SHEFFIELD, SOUTH YORKSHIRE, UK.
I've lived in Sheffield for all of my 19 years and 10 months. I can't imagine being anywhere else. I don't want to imagine being anywhere else. The Steel City is as much a part of my identity as my eye colour or my fingerprint, and I'm fiercely protective of it. Not in the way Batman protects Gotham, or Daredevil protects Hell's Kitchen, but with a solicitous obsession underpinned with heedful optimism. Be it through articles, word of mouth or pictures, I show my respect to Sheffield as the city that nurtured me like Mowgli was raised by the jungle (ish). I'm pretty certain I have a concoction of Henderson's Relish and Yorkshire Tea streaming through my veins. I love Sheffield because Sheffield loves me.

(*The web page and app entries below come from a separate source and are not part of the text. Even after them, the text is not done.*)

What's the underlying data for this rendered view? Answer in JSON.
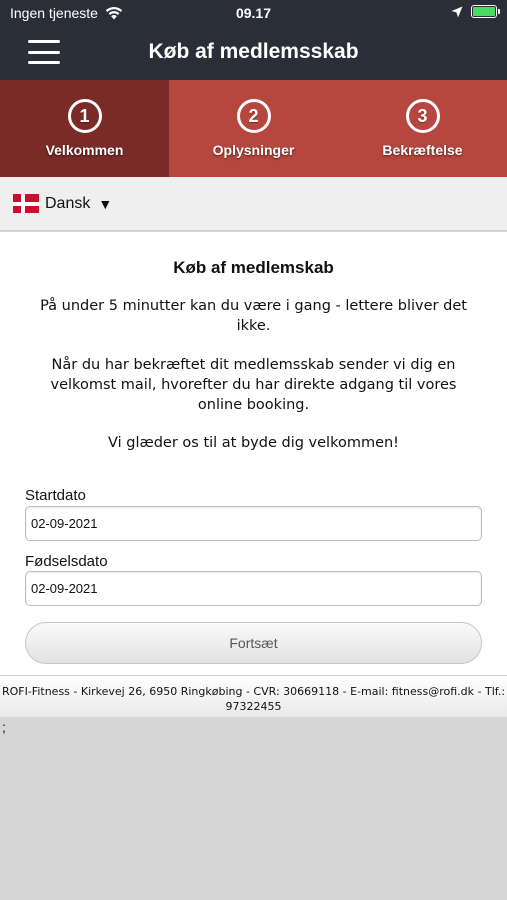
{
  "status_bar": {
    "carrier": "Ingen tjeneste",
    "time": "09.17"
  },
  "header": {
    "title": "Køb af medlemsskab"
  },
  "steps": [
    {
      "number": "1",
      "label": "Velkommen",
      "active": true
    },
    {
      "number": "2",
      "label": "Oplysninger",
      "active": false
    },
    {
      "number": "3",
      "label": "Bekræftelse",
      "active": false
    }
  ],
  "language": {
    "selected": "Dansk",
    "caret": "▼"
  },
  "main": {
    "title": "Køb af medlemskab",
    "paragraph1": "På under 5 minutter kan du være i gang - lettere bliver det ikke.",
    "paragraph2": "Når du har bekræftet dit medlemsskab sender vi dig en velkomst mail, hvorefter du har direkte adgang til vores online booking.",
    "paragraph3": "Vi glæder os til at byde dig velkommen!"
  },
  "form": {
    "start_label": "Startdato",
    "start_value": "02-09-2021",
    "birth_label": "Fødselsdato",
    "birth_value": "02-09-2021",
    "continue_label": "Fortsæt"
  },
  "footer": {
    "text": "ROFI-Fitness - Kirkevej 26, 6950 Ringkøbing - CVR: 30669118 - E-mail: fitness@rofi.dk - Tlf.: 97322455"
  },
  "stray_text": ";",
  "colors": {
    "header_bg": "#2a2e38",
    "step_bg": "#b5473f",
    "step_active_bg": "#7a2b28",
    "battery": "#4cd964"
  }
}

The hefty list of notable Sheffield natives includes music legends such as Joe Cocker, (most of) The Human League, (most of) Pulp, and Arctic Monkeys, the first Briton in space Helen Sharman, sporting champion Jessica Ennis-Hill, and actors Sean Bean, Michael Palin and Dominic West. All showed a deep-seated affection for Sheffield throughout their careers, and many, despite moving to swankier locations such as London or LA, return to visit the city as regularly as possible. A poem written by Jarvis Cocker is etched on the side of a student accommodation block and he has publicly labelled Rare & Racy, a historic bookshop facing demolition, a "global treasure". Alex Turner has a Yorkshire Rose with a 'Sheffield' banner tattooed on his arm, and is usually pictured in local pubs around the time of his birthday and Christmas. Sean Bean donated his Land Rover to raise money for Weston Park Cancer Hospital. In short: the people of Sheffield rejoice in their heritage.
Sheffield has undergone mass changes in the last 50 years, many of which only came to fruition at the turn of the century. Some of the most noteworthy developments include: opening of the Millennium Galleries and Winter Gardens in 2001 and 2003, respectively; the closure and subsequent destruction of Don Valley Stadium; the council's immensely unpopular decision to demolish a strip of Devonshire Street shops that survived the Blitz in order to rebuild the site as yet more luxury student accommodation next year; and, most recently, the council sparked further outrage when they disregarded the city's status as the greenest city in the country and began felling hundreds of street trees without consulting the public, and have since been served a High Court injunction preventing them from felling any more. The fiery passion and relentlessness shown by the protesters involved in both the Save Devonshire Street and anti-tree felling campaigns exemplifies my pride for Sheffield - we're the fourth largest city in the UK, but there's a strong 'big village' consensus that binds everyone together, and woe betide those who dare touch our beloved trees.